Tiffany Johnson remembers every second of the shark attack that took most of her right arm.
“I was just floating there and then I felt this bump and when I looked to see what I’d bumped into I was face-to-face with the shark,” she tells PEOPLE.
The 32-year-old mother of three from Concord, North Carolina, was on the final day of a seven-day cruise through the Caribbean with her husband, JJ, in early June. They had gone parasailing earlier in the day and were snorkeling not far from the Atlantis Resort in the Bahamas when the attack occurred.
JJ, 29, was queasy and back on the small boat that had taken them to the coral reef known for good snorkeling when Johnson says she literally saw her life start to flash before her eyes.
“I had fear immediately when we began to struggle,” she says. “I felt the strength of the Lord, this supernatural strength — you start almost replaying your life in your mind and I literally pushed that back and was like, ‘No, I’m not going to die here. This is not the end for me. I refuse for him to take my life.’ ”
She says she thought of her three kids — ages 2, 4 and 5, and knew she had to fight back against the shark.
“I remember feeling my eyes get big and having that realization, that moment that my arm was in a shark’s mouth. I yanked my arm back, he bit down harder, and we began to struggle,” she says.
“I was finally able to break free and that’s because he had completely taken it and I remember pulling it out of his mouth and looking at it and realizing it was gone. I didn’t feel pain – it kind of caught me off guard and I didn’t really think of anything other than I needed to get away.”
That’s when she started screaming – and swimming towards the boat with her husband and the others on the excursion. The shark had taken her arm off just below the elbow.
“I remember the look of terror in [JJ’s] eyes. I’ve never seen that look before. He looked over and he says he saw my arm half gone and blood surrounding me. The water was just red everywhere. He screamed, ‘Baby!’ And then just jumped into the water.”
Johnson never lost consciousness and doctors in the Bahamas did surgery within a few hours to stop the bleeding, but they told her she needed to go back to the U.S. immediately for another surgery.
But because they’d been on a cruise, the couple didn’t have their passports and the embassy was closed for a long weekend because of a holiday. They were stranded until Johnson says a number of people pulled together to help get her medevaced out of the Bahamas and to Charlotte where she has since undergone two more surgeries.

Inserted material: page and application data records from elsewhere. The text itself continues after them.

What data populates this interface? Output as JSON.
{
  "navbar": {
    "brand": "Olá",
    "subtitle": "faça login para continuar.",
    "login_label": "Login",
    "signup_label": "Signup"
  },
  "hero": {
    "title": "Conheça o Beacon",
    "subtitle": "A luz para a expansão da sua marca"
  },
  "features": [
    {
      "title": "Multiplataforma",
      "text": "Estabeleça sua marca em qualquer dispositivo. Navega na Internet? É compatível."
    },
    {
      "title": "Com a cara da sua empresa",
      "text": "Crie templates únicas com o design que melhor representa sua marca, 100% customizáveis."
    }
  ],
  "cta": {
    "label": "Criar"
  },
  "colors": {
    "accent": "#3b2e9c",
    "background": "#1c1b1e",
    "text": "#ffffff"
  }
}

Doctors Glenn Gaston and Bryan Loeffler are hand and upper extremity surgeons with OrthoCarolina in Charlotte who operated on Johnson in hopes of getting her as much movement as possible. The two performed a surgery that is only done at a few medical centers across the country and will hopefully allow her to use a prosthetic in much of the same way she used to use her own hand.
Gaston explains, “The cool thing about what we did for her – we left the sensors that effect the muscles underneath the skin and by rerouting where those nerves go, we can change the function of the muscles so when her brain tells her to lift her thumb up — the sensors can detect that. It becomes highly intuitive to use because your brain is sending the signal – it’s going to a different muscle that’s now connected to the prosthetic.”
Loeffler says most amputees don’t even know that recent advancements can dramatically decrease their pain and increase their function.
“Tiffany is amazing person,” he tells PEOPLE. “She is so positive and incredibly inspirational and over the years we’ve seen those are the patients that tend to be the most successful.”
Johnson will get her prosthetic in the next four weeks. “It’s going to take a long time to work and it won’t be exactly the same, but it will be pretty close and that’s amazing,” she says.
Friends have set up a GoFundMe page in hopes of getting Johnson a better prosthetic than the one her insurance will cover.
The devoted mother’s focus now is making sure her kids are okay with the new normal.
“That was one of the hardest parts about coming home as a mom,” she says. “I didn’t want it to impact my kids’ life. I still want to be able to care for them and not have any limitations. But they don’t care, they just keep saying, ‘We love you mama.’ ”
And she says they are excited about her new hand.
“My oldest daughter wants it to be pink with sparkles,” she laughs.
Johnson says she is it’s her faith that got her through the attack and what is helping her to remain optimistic during an incredibly difficult time.
“It’s been an experience I obviously wouldn’t want to wish on anybody, but I’m just grateful to be alive and hopefully my story will serve as inspiration for others,” she says. “We need more light in this world.”